**WHAT IS REQUIRED:** Each line of the material below should be retyped precisely as it appears.

**SUPPLIED ENTRIES:**

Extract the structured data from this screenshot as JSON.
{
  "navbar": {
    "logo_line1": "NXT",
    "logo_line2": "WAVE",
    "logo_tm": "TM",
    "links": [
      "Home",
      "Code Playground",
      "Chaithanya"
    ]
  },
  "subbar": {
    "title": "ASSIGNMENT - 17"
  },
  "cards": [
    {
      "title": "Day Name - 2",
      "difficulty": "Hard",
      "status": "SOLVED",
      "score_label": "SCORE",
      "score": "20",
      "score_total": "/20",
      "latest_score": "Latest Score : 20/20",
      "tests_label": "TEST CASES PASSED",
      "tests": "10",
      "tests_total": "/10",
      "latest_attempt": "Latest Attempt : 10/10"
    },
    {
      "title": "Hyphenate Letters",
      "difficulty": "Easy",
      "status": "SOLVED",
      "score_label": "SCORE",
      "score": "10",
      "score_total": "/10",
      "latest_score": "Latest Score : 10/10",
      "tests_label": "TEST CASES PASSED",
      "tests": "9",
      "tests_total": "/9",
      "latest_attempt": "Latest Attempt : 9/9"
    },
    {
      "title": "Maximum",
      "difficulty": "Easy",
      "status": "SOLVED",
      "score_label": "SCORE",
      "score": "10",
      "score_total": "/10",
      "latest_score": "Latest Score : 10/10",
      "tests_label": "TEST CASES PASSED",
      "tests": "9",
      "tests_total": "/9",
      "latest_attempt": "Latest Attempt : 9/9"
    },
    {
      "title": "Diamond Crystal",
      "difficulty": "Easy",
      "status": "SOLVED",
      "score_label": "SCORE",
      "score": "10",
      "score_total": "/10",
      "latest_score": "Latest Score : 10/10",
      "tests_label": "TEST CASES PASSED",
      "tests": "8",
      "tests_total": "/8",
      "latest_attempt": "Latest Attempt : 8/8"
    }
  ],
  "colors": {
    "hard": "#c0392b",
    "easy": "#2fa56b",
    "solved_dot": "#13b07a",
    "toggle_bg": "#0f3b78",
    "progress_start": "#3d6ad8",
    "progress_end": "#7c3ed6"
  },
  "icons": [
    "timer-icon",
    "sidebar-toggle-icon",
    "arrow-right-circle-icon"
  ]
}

**TASK RESPONSE:**
Extract the structured data from this screenshot as JSON.
{
  "navbar": {
    "logo_line1": "NXT",
    "logo_line2": "WAVE",
    "logo_tm": "TM",
    "links": [
      "Home",
      "Code Playground",
      "Chaithanya"
    ]
  },
  "subbar": {
    "title": "ASSIGNMENT - 17"
  },
  "cards": [
    {
      "title": "Day Name - 2",
      "difficulty": "Hard",
      "status": "SOLVED",
      "score_label": "SCORE",
      "score": "20",
      "score_total": "/20",
      "latest_score": "Latest Score : 20/20",
      "tests_label": "TEST CASES PASSED",
      "tests": "10",
      "tests_total": "/10",
      "latest_attempt": "Latest Attempt : 10/10"
    },
    {
      "title": "Hyphenate Letters",
      "difficulty": "Easy",
      "status": "SOLVED",
      "score_label": "SCORE",
      "score": "10",
      "score_total": "/10",
      "latest_score": "Latest Score : 10/10",
      "tests_label": "TEST CASES PASSED",
      "tests": "9",
      "tests_total": "/9",
      "latest_attempt": "Latest Attempt : 9/9"
    },
    {
      "title": "Maximum",
      "difficulty": "Easy",
      "status": "SOLVED",
      "score_label": "SCORE",
      "score": "10",
      "score_total": "/10",
      "latest_score": "Latest Score : 10/10",
      "tests_label": "TEST CASES PASSED",
      "tests": "9",
      "tests_total": "/9",
      "latest_attempt": "Latest Attempt : 9/9"
    },
    {
      "title": "Diamond Crystal",
      "difficulty": "Easy",
      "status": "SOLVED",
      "score_label": "SCORE",
      "score": "10",
      "score_total": "/10",
      "latest_score": "Latest Score : 10/10",
      "tests_label": "TEST CASES PASSED",
      "tests": "8",
      "tests_total": "/8",
      "latest_attempt": "Latest Attempt : 8/8"
    }
  ],
  "colors": {
    "hard": "#c0392b",
    "easy": "#2fa56b",
    "solved_dot": "#13b07a",
    "toggle_bg": "#0f3b78",
    "progress_start": "#3d6ad8",
    "progress_end": "#7c3ed6"
  },
  "icons": [
    "timer-icon",
    "sidebar-toggle-icon",
    "arrow-right-circle-icon"
  ]
}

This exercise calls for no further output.